## MATERIAL PROVIDED
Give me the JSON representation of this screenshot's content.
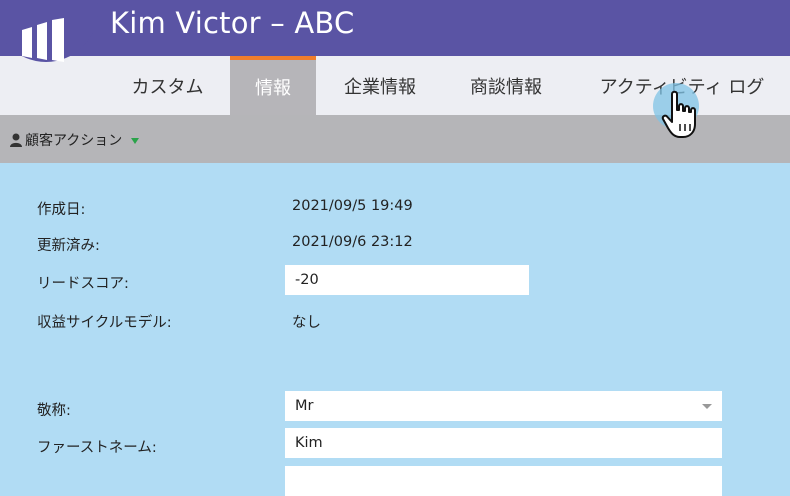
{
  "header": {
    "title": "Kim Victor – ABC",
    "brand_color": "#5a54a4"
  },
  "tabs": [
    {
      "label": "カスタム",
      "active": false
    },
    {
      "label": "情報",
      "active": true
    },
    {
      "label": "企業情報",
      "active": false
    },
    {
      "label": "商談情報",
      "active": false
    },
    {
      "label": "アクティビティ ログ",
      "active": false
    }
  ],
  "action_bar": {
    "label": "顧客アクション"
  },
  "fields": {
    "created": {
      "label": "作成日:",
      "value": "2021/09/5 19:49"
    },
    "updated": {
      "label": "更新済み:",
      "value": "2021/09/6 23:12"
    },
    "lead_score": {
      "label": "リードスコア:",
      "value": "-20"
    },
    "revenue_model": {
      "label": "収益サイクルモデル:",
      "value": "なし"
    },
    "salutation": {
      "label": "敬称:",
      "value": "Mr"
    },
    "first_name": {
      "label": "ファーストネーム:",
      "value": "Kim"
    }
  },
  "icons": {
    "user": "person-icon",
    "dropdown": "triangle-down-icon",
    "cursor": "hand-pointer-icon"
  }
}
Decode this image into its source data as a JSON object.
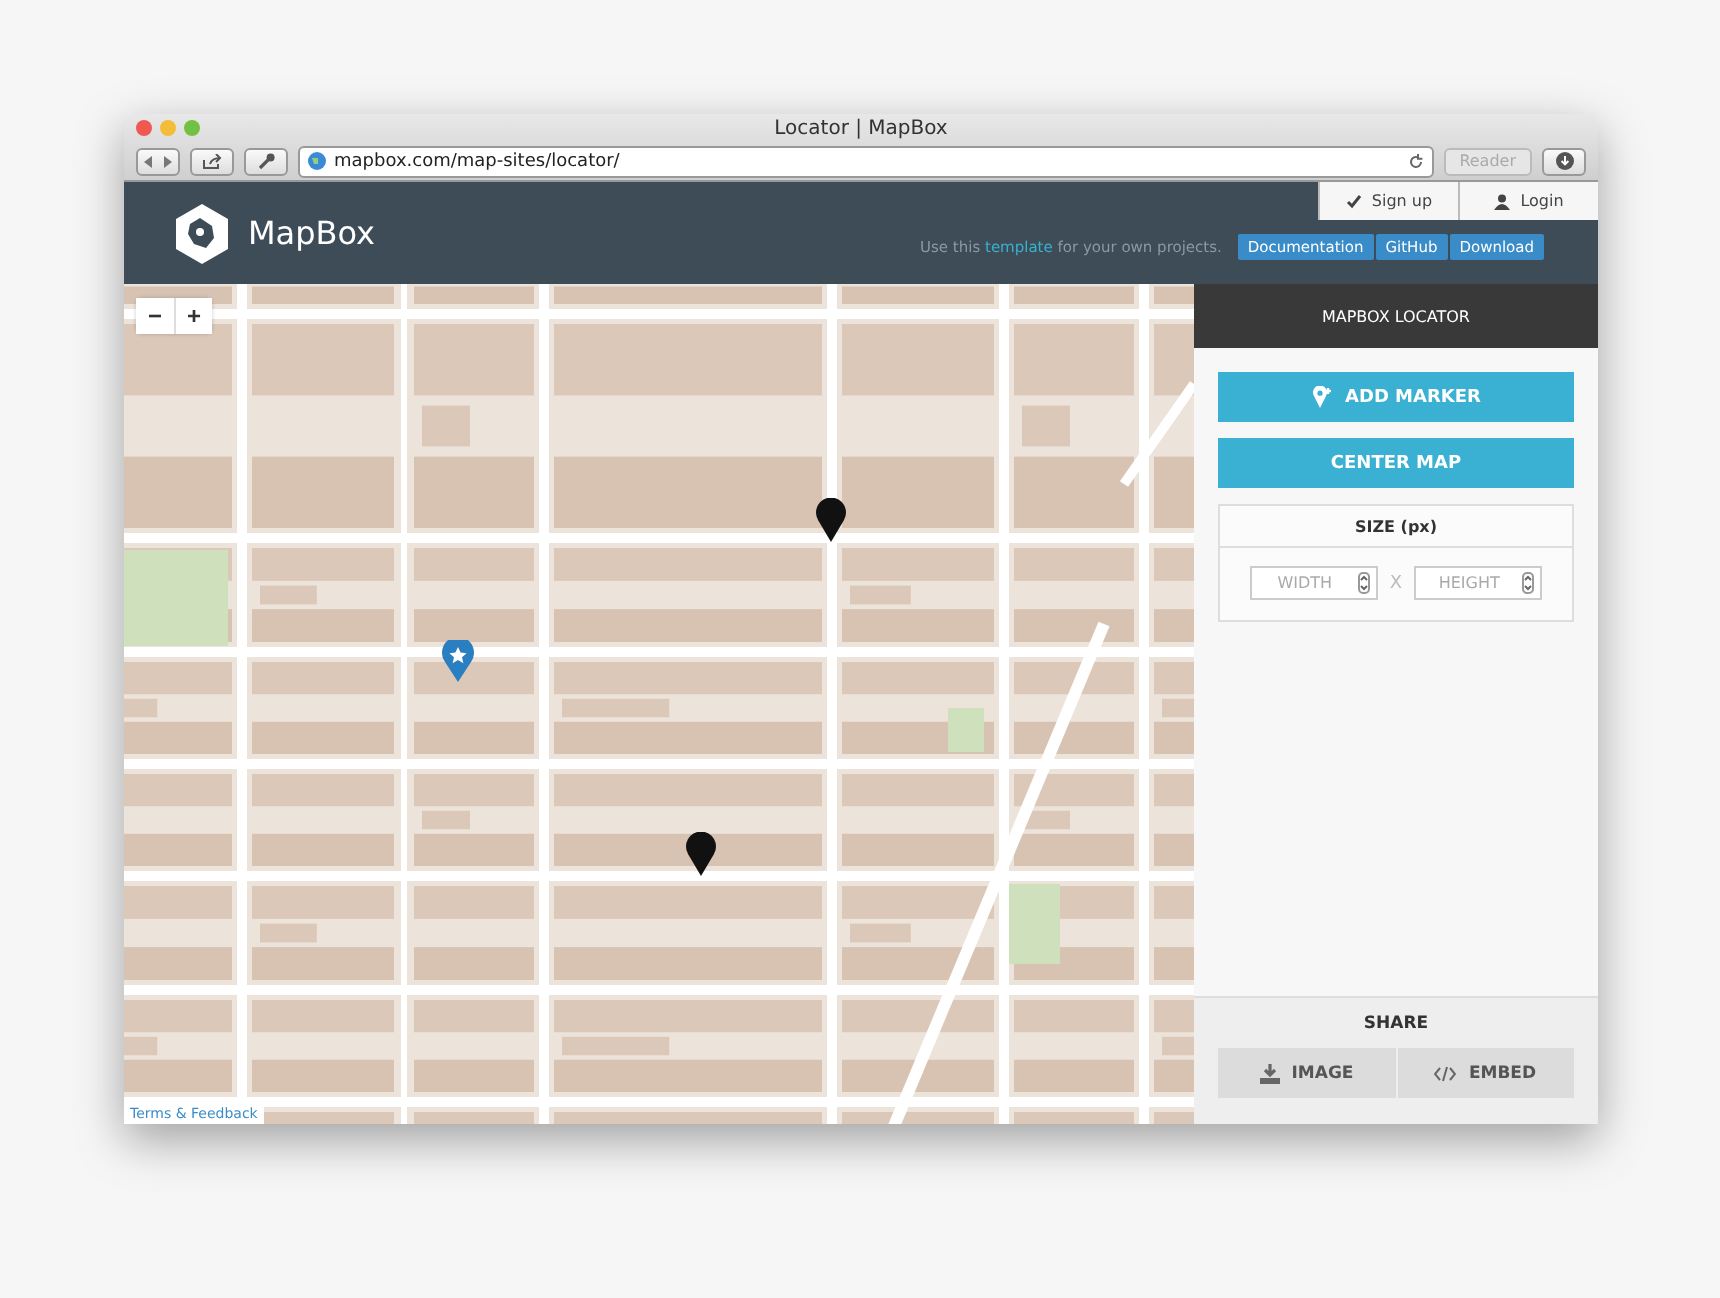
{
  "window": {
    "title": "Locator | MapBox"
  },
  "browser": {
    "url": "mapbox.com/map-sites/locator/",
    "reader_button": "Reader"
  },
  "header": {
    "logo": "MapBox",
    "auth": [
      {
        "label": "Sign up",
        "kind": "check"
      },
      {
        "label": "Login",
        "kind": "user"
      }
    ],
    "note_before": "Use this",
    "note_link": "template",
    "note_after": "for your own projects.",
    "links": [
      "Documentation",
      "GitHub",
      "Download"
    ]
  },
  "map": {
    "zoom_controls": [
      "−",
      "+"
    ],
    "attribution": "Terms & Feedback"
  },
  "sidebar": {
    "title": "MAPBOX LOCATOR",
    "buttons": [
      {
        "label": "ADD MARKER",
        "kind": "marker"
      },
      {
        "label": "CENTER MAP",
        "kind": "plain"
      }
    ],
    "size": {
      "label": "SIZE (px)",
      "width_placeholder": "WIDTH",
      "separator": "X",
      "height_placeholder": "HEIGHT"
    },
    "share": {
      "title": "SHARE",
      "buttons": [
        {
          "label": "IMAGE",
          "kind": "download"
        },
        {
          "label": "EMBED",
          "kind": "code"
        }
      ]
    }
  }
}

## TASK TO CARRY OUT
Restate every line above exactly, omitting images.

## EXPECTED OUTPUT
Give me the JSON representation of this screenshot's content.
{
  "header": {
    "title": "Kim Victor – ABC",
    "brand_color": "#5a54a4"
  },
  "tabs": [
    {
      "label": "カスタム",
      "active": false
    },
    {
      "label": "情報",
      "active": true
    },
    {
      "label": "企業情報",
      "active": false
    },
    {
      "label": "商談情報",
      "active": false
    },
    {
      "label": "アクティビティ ログ",
      "active": false
    }
  ],
  "action_bar": {
    "label": "顧客アクション"
  },
  "fields": {
    "created": {
      "label": "作成日:",
      "value": "2021/09/5 19:49"
    },
    "updated": {
      "label": "更新済み:",
      "value": "2021/09/6 23:12"
    },
    "lead_score": {
      "label": "リードスコア:",
      "value": "-20"
    },
    "revenue_model": {
      "label": "収益サイクルモデル:",
      "value": "なし"
    },
    "salutation": {
      "label": "敬称:",
      "value": "Mr"
    },
    "first_name": {
      "label": "ファーストネーム:",
      "value": "Kim"
    }
  },
  "icons": {
    "user": "person-icon",
    "dropdown": "triangle-down-icon",
    "cursor": "hand-pointer-icon"
  }
}
Decode this image into its source data as a JSON object.
{
  "window": {
    "title": "Locator | MapBox"
  },
  "browser": {
    "url": "mapbox.com/map-sites/locator/",
    "reader_button": "Reader"
  },
  "header": {
    "logo": "MapBox",
    "auth": [
      {
        "label": "Sign up",
        "kind": "check"
      },
      {
        "label": "Login",
        "kind": "user"
      }
    ],
    "note_before": "Use this",
    "note_link": "template",
    "note_after": "for your own projects.",
    "links": [
      "Documentation",
      "GitHub",
      "Download"
    ]
  },
  "map": {
    "zoom_controls": [
      "−",
      "+"
    ],
    "attribution": "Terms & Feedback"
  },
  "sidebar": {
    "title": "MAPBOX LOCATOR",
    "buttons": [
      {
        "label": "ADD MARKER",
        "kind": "marker"
      },
      {
        "label": "CENTER MAP",
        "kind": "plain"
      }
    ],
    "size": {
      "label": "SIZE (px)",
      "width_placeholder": "WIDTH",
      "separator": "X",
      "height_placeholder": "HEIGHT"
    },
    "share": {
      "title": "SHARE",
      "buttons": [
        {
          "label": "IMAGE",
          "kind": "download"
        },
        {
          "label": "EMBED",
          "kind": "code"
        }
      ]
    }
  }
}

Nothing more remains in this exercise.